▸ **Exercise directions**
Read through the data, and wherever a line holds the word "name", write that line out.

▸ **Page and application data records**
--------------------------------
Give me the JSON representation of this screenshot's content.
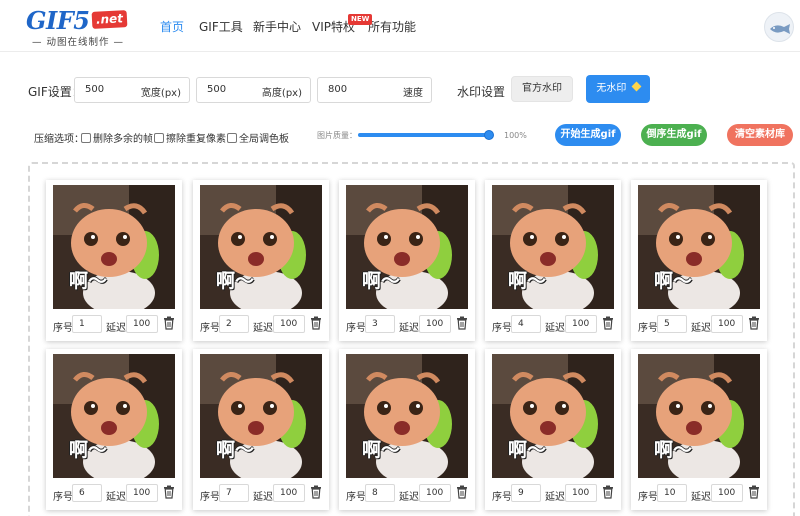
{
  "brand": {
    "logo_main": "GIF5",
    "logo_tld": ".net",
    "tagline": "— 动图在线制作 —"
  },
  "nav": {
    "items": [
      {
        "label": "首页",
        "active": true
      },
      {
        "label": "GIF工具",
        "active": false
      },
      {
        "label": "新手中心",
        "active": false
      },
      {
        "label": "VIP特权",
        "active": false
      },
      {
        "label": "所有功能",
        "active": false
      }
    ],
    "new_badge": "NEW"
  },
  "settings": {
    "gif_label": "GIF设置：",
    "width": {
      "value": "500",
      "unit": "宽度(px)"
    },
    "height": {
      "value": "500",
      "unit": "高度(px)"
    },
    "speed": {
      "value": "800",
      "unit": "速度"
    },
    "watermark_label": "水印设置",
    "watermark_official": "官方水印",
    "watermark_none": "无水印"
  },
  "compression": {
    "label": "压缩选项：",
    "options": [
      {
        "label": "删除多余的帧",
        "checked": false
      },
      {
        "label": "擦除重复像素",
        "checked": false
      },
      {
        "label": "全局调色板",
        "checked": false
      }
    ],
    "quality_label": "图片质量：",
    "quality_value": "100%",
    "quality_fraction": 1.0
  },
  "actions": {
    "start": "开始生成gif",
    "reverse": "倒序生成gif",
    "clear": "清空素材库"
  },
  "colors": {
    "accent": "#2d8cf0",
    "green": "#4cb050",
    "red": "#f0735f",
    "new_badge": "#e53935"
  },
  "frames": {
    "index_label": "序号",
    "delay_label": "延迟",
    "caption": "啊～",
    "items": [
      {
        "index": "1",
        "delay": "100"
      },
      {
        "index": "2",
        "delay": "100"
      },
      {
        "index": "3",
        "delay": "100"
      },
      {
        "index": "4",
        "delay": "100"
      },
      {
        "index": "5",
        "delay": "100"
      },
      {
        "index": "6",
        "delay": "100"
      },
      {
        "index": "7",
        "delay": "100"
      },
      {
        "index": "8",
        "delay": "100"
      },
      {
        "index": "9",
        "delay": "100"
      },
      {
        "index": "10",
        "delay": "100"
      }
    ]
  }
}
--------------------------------
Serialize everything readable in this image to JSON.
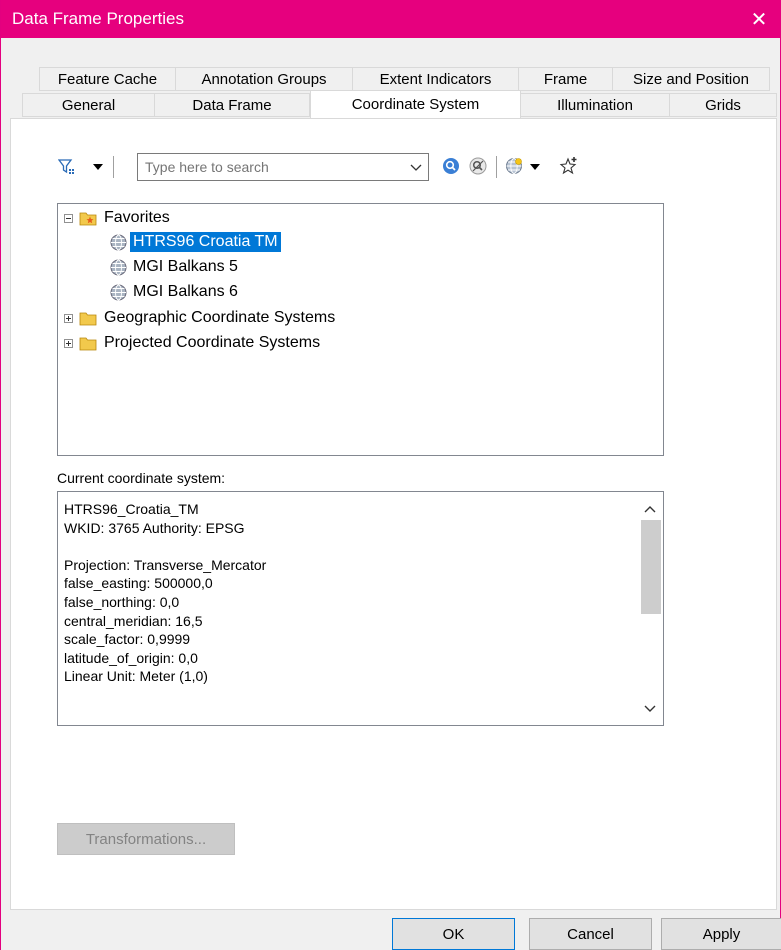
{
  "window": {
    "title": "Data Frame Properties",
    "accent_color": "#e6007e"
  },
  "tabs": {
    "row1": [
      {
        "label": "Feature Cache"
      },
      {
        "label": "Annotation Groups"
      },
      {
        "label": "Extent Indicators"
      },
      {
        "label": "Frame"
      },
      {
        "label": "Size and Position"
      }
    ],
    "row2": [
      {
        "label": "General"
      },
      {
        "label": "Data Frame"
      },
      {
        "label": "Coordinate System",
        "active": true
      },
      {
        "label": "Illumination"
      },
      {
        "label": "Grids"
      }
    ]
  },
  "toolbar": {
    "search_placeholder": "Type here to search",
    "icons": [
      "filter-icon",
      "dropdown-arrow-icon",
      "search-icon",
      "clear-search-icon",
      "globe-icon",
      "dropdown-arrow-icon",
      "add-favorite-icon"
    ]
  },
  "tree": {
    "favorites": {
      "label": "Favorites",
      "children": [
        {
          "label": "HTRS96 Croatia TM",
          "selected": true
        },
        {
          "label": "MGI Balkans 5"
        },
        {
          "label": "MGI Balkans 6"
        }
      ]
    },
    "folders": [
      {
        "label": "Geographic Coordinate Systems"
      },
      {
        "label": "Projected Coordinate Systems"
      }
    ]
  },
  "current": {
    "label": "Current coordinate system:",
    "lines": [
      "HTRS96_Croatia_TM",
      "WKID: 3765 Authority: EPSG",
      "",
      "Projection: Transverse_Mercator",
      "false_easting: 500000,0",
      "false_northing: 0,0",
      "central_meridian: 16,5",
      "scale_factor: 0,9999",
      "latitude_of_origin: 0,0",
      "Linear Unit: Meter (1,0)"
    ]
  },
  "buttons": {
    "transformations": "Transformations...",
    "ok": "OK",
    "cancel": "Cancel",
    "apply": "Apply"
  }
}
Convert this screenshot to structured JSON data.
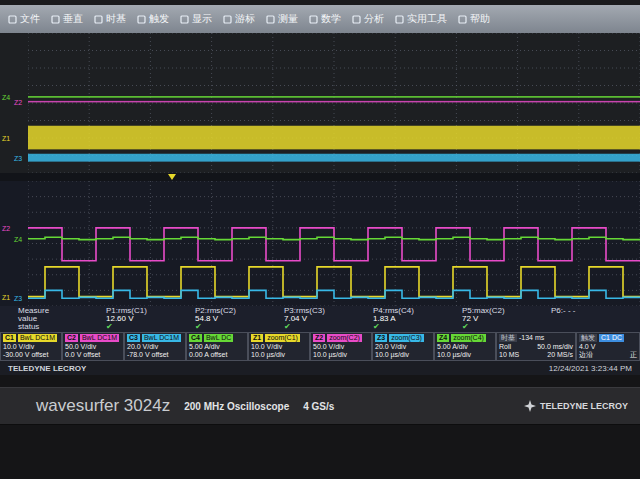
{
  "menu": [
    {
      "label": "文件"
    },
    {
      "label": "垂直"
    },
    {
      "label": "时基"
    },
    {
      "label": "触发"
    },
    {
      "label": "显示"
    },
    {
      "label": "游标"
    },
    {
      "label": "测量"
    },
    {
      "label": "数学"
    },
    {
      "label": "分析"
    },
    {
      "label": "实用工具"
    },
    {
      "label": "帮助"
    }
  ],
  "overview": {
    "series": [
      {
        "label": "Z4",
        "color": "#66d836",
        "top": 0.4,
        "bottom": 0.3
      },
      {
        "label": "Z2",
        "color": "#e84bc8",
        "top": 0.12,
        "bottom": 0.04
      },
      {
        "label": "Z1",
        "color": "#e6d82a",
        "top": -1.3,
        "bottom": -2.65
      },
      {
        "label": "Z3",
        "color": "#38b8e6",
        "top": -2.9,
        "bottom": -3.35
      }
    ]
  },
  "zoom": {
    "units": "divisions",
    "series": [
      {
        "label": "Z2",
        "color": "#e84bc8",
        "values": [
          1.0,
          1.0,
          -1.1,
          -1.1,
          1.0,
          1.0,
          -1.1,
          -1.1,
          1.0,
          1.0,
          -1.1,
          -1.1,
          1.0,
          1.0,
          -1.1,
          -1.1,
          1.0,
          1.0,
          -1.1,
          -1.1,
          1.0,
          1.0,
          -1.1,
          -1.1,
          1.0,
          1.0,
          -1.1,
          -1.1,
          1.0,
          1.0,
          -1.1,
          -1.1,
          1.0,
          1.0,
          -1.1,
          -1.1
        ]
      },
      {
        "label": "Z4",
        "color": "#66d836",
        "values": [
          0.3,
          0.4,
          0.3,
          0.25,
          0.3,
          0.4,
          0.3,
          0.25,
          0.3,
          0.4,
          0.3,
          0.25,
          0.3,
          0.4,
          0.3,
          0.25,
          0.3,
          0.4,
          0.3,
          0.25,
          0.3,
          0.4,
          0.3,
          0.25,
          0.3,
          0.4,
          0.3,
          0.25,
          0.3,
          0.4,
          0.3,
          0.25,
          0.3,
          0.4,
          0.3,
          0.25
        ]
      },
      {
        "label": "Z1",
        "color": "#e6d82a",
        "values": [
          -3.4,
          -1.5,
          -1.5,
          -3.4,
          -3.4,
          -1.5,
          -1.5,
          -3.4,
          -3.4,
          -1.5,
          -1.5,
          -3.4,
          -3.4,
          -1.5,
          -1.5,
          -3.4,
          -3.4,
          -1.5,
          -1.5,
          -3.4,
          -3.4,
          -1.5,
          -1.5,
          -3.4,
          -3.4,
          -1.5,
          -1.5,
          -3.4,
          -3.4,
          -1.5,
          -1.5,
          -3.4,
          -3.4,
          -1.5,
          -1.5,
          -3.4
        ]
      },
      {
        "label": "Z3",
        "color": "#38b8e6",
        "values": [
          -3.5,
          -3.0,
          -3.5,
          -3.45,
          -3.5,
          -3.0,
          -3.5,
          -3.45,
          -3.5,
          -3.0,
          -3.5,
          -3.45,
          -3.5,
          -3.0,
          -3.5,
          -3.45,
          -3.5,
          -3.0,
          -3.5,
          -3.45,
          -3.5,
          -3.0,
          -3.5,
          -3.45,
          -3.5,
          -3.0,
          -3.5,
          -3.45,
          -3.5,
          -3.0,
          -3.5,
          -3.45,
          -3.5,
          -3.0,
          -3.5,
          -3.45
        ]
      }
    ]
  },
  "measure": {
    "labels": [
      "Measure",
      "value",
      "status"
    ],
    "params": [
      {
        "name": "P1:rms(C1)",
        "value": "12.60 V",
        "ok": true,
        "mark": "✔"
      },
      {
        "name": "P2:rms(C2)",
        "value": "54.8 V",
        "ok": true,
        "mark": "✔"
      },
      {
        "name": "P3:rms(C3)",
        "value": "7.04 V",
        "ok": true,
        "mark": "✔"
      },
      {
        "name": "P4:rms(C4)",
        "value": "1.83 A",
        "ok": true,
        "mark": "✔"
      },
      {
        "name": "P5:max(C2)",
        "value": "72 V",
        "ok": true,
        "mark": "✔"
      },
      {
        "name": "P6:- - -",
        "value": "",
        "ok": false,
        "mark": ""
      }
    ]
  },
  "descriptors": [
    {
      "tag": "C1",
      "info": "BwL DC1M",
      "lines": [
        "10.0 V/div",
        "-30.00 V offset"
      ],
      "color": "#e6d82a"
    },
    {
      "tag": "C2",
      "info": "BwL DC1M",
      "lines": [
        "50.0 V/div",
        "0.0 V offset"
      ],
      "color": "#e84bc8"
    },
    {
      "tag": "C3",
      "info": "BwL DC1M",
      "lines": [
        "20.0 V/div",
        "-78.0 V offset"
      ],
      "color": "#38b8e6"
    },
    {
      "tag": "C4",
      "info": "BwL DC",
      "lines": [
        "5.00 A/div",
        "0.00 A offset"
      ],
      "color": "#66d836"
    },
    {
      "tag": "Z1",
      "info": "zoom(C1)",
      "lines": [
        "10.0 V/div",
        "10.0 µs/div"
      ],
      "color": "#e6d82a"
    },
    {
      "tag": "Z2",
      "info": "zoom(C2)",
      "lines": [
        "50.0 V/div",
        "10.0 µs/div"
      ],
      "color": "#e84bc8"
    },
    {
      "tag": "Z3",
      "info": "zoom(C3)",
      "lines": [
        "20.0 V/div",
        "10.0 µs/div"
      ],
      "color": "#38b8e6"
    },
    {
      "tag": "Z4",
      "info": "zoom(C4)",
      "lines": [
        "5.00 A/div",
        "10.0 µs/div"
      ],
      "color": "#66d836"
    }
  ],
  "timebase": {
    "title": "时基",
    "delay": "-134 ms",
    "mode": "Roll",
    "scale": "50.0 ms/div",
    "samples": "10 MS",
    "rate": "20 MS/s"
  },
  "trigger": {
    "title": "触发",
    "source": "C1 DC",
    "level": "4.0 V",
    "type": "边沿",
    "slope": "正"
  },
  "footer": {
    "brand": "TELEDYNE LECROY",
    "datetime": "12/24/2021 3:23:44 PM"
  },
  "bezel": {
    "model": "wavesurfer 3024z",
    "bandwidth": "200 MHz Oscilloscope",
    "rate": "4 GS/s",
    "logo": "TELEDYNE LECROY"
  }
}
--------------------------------
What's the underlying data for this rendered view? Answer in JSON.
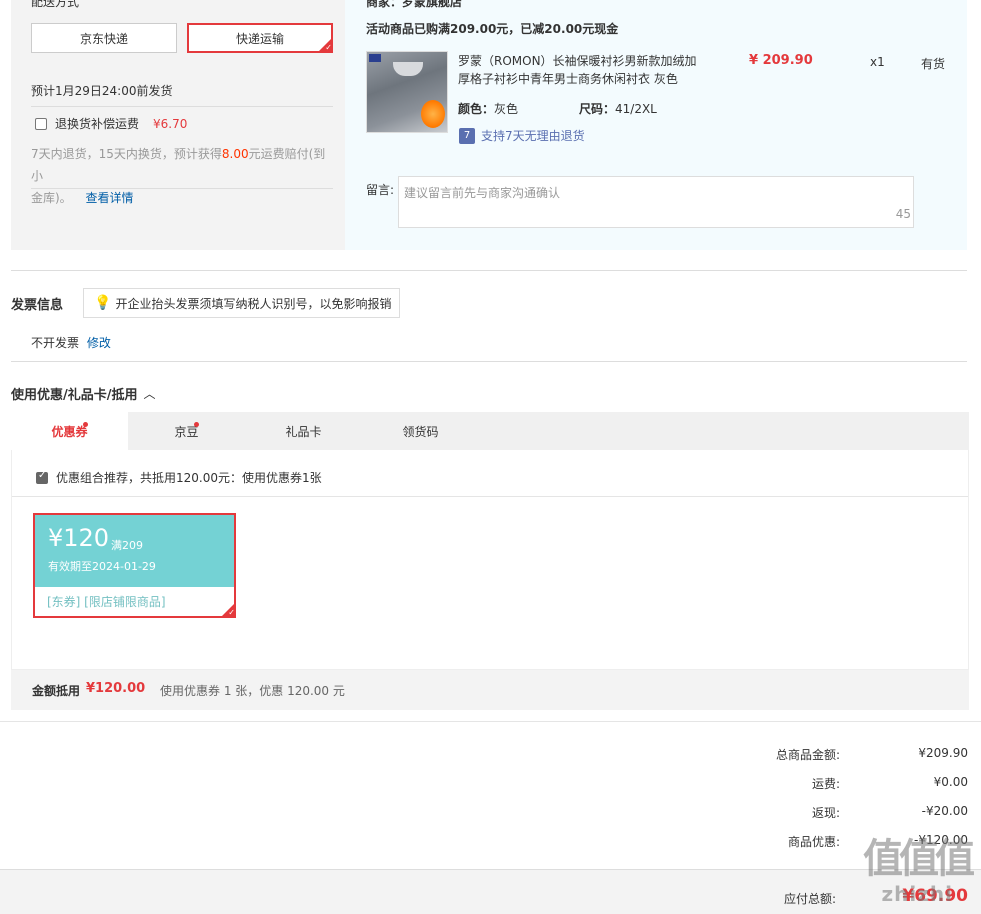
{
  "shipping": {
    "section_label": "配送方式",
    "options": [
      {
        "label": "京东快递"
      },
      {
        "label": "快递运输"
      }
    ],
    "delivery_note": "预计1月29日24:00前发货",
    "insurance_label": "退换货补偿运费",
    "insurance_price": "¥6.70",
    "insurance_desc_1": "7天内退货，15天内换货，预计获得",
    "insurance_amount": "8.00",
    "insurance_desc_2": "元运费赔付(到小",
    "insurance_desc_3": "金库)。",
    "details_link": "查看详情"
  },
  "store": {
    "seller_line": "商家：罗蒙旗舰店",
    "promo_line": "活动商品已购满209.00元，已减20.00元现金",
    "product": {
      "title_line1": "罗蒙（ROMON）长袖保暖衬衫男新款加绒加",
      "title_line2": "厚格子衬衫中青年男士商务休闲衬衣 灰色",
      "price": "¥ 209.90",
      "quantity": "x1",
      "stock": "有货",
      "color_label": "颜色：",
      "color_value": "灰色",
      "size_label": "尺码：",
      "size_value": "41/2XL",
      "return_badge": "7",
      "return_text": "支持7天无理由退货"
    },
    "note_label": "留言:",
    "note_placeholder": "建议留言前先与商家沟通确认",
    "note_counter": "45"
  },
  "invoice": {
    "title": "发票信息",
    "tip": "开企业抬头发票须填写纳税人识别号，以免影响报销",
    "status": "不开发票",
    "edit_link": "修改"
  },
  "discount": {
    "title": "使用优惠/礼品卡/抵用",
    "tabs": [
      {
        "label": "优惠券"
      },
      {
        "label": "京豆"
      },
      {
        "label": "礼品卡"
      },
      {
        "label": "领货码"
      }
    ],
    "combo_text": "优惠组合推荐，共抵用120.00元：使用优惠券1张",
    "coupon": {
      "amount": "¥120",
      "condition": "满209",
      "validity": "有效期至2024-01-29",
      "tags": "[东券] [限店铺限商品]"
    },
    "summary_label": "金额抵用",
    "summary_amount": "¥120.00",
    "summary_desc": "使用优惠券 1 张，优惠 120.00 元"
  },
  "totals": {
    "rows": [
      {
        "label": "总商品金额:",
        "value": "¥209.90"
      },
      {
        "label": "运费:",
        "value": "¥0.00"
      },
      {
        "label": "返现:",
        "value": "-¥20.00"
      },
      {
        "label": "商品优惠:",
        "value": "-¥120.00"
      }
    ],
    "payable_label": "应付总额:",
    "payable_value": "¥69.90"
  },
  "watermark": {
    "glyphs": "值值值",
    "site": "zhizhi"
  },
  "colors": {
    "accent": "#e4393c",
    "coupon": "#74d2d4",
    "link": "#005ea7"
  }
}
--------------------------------
▸ **Solved exercise**
        "name": "P1:rms(C1)",
        "name": "P2:rms(C2)",
        "name": "P3:rms(C3)",
        "name": "P4:rms(C4)",
        "name": "P5:max(C2)",
        "name": "P6:- - -",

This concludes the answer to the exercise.